[Items from an interface collection]
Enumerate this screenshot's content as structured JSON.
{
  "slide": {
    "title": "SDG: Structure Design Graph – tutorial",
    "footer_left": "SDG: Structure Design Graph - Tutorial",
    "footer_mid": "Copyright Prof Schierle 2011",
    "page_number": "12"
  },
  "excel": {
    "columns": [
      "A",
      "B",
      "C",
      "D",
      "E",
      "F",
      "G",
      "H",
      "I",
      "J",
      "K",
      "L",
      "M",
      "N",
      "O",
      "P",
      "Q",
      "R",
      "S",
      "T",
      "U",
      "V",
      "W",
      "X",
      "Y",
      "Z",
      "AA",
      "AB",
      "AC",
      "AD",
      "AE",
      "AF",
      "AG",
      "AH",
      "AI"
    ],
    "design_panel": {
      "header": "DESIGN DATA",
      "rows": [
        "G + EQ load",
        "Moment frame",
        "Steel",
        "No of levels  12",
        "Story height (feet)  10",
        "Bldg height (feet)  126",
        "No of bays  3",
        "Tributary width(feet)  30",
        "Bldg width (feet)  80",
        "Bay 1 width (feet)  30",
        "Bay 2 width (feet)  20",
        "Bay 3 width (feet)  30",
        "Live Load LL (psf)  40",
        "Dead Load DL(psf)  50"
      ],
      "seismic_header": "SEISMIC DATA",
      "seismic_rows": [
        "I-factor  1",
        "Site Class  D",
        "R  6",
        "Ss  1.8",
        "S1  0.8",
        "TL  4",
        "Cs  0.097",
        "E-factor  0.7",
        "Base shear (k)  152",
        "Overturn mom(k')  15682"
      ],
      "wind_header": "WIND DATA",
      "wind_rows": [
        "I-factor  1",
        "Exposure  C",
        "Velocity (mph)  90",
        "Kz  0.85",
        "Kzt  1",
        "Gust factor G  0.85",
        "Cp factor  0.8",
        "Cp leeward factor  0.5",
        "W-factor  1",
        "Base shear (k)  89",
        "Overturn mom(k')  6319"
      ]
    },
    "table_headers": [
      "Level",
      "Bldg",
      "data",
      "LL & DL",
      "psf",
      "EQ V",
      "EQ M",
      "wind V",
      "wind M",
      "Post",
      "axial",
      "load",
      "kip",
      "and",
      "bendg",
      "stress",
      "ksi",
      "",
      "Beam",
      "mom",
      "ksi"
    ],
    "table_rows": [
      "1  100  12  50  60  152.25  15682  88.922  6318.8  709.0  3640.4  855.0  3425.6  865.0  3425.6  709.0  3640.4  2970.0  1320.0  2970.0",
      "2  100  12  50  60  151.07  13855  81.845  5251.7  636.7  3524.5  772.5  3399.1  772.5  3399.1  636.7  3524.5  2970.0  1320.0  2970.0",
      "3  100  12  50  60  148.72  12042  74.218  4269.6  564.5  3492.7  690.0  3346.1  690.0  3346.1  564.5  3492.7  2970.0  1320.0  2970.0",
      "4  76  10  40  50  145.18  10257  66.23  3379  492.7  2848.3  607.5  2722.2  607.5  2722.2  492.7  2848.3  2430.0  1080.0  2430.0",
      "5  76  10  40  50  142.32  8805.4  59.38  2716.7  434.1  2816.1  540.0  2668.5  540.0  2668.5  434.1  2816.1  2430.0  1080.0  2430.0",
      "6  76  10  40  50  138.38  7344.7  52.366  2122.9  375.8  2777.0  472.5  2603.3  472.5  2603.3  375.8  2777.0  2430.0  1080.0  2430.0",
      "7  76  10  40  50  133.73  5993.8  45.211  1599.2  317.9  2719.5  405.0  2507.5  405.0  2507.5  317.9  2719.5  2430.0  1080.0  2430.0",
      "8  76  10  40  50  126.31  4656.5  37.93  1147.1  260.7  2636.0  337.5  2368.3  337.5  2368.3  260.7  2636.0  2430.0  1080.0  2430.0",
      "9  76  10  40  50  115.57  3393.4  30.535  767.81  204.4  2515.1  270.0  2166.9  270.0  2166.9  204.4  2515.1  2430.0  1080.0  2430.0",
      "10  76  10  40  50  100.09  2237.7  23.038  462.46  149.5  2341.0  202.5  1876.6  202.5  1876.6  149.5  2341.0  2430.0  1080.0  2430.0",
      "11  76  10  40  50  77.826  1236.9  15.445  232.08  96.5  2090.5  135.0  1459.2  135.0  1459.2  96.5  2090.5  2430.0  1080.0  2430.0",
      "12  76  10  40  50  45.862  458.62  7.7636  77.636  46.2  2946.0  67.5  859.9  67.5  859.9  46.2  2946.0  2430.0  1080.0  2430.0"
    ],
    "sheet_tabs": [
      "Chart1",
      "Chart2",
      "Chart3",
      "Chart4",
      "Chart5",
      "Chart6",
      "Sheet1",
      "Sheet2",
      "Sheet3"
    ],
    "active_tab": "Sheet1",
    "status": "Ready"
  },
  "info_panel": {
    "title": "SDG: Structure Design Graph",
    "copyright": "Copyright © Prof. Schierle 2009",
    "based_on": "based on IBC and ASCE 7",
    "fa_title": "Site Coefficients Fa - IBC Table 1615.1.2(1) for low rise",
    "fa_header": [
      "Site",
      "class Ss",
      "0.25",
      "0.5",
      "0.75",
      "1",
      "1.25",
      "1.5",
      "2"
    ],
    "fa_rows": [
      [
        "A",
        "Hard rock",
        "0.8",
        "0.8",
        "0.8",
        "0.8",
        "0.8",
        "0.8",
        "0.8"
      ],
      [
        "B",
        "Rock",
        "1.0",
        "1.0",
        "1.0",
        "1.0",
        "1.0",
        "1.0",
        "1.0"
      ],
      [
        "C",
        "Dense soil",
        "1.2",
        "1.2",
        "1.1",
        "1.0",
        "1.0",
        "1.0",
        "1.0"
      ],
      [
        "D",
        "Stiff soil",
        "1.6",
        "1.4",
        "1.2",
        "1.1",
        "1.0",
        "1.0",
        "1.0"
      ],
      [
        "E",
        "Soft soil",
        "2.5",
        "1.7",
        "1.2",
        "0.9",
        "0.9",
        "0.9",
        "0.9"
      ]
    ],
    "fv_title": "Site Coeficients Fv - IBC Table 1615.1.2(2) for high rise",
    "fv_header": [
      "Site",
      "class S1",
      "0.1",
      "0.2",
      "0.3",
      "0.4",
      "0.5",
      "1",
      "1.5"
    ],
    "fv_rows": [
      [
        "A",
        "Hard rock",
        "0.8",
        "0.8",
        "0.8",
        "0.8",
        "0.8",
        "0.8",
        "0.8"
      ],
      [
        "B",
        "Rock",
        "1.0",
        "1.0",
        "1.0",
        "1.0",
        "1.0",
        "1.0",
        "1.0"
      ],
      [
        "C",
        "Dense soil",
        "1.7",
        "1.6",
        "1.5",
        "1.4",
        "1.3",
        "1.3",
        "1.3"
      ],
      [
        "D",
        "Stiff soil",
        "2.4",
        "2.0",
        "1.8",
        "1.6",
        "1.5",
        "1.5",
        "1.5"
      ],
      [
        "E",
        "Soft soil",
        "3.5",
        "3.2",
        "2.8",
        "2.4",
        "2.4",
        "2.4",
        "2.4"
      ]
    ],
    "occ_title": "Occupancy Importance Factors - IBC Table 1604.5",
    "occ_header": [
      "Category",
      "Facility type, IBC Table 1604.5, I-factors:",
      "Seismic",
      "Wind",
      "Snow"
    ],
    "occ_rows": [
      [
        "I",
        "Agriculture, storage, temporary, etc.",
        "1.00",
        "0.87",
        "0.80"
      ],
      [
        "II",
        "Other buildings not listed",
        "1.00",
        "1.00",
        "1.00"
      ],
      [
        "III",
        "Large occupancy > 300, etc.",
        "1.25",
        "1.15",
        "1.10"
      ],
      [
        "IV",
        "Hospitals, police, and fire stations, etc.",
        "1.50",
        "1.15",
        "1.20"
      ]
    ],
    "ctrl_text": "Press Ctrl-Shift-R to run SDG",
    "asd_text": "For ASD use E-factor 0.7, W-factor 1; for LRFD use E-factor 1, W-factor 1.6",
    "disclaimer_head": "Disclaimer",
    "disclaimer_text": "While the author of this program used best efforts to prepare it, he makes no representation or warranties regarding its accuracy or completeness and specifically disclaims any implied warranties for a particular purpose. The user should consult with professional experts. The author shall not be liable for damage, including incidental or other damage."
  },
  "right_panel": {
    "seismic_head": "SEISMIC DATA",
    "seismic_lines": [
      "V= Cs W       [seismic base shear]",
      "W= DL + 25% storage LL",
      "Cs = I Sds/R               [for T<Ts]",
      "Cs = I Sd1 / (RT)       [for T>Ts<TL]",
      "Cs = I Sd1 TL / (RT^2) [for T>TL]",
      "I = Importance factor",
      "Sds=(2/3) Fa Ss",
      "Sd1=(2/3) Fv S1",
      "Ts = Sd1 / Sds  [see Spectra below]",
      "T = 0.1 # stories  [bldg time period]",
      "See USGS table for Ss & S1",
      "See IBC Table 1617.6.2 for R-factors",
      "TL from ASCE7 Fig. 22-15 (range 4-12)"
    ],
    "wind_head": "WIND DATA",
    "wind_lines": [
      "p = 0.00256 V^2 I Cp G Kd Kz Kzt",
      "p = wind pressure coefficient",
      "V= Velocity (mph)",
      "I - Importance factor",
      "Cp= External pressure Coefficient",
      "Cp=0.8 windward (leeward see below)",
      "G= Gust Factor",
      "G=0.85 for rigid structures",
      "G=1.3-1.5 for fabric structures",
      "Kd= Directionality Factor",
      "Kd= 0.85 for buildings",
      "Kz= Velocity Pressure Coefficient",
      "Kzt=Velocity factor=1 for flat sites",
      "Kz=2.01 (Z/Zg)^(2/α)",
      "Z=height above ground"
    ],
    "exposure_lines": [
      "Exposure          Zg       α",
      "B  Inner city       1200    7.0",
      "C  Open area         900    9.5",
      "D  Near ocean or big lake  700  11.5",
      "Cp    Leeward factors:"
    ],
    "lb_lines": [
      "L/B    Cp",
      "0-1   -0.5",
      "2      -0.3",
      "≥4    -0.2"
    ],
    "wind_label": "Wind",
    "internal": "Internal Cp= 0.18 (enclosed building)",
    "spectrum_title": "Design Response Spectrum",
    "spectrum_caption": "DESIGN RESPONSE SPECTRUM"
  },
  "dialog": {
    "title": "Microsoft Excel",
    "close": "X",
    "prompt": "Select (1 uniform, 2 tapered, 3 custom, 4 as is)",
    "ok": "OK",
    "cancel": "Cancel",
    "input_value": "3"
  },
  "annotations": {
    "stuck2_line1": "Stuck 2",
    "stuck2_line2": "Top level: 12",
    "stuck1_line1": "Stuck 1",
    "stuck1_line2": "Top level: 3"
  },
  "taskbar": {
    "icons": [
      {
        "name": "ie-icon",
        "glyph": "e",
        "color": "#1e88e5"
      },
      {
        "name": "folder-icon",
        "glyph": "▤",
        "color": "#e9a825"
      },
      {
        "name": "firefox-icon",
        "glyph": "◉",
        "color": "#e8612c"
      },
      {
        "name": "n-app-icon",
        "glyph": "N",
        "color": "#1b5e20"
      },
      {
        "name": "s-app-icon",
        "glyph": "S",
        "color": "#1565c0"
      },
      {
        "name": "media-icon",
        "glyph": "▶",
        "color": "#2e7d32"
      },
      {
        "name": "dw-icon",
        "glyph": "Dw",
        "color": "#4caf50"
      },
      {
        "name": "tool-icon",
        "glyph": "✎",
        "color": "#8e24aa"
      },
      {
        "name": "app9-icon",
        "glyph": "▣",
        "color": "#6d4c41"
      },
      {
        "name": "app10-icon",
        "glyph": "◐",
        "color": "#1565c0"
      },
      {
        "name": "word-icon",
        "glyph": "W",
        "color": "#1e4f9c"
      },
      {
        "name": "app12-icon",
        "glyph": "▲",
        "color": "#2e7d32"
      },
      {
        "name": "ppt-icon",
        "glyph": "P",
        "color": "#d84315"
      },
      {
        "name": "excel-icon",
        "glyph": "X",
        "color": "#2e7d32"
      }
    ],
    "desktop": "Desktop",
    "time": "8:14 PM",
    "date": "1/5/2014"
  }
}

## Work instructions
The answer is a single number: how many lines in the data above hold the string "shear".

## Final answer
3